Data about app and page elements:
>>>>>

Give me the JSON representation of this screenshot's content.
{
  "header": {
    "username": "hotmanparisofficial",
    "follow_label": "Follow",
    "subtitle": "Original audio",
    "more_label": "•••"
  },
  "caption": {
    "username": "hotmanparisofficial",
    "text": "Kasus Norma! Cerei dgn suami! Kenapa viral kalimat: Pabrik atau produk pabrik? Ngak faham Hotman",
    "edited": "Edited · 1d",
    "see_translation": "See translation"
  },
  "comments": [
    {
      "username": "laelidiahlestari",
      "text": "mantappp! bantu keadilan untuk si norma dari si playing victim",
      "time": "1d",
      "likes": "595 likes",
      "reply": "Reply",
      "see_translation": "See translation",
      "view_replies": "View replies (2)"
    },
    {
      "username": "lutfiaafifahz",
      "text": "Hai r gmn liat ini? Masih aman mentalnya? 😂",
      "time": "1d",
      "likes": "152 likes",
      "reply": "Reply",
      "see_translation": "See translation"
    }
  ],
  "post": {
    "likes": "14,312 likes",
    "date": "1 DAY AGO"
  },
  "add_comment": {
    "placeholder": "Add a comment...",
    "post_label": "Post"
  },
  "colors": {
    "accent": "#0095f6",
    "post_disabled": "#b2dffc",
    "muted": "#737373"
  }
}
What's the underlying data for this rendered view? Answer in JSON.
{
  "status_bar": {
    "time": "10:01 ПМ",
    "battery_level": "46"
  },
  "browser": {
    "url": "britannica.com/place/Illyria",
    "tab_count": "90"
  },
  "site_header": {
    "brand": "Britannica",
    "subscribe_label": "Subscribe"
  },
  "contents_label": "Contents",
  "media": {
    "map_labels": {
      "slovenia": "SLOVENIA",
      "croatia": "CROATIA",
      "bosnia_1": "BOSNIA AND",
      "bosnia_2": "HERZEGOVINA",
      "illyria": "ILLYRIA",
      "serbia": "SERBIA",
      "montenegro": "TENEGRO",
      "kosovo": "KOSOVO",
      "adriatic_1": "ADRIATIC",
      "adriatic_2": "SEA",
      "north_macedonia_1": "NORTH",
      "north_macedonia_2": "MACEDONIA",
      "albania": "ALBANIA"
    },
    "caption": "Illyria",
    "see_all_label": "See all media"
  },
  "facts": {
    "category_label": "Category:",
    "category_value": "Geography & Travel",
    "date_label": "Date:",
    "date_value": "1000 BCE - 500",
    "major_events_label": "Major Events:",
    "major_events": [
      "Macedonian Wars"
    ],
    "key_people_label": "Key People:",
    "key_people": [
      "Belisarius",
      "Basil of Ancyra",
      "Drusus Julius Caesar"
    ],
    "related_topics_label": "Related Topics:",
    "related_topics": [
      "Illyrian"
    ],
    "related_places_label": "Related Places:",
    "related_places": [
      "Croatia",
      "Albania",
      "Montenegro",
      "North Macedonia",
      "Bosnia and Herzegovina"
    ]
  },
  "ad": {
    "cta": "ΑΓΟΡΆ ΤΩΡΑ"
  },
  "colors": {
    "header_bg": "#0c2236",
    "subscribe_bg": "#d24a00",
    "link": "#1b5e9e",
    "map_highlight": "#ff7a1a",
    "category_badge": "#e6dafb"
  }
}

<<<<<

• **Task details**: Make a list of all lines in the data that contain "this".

• **Finished task**:
Give me the JSON representation of this screenshot's content.
What's the underlying data for this rendered view? Answer in JSON.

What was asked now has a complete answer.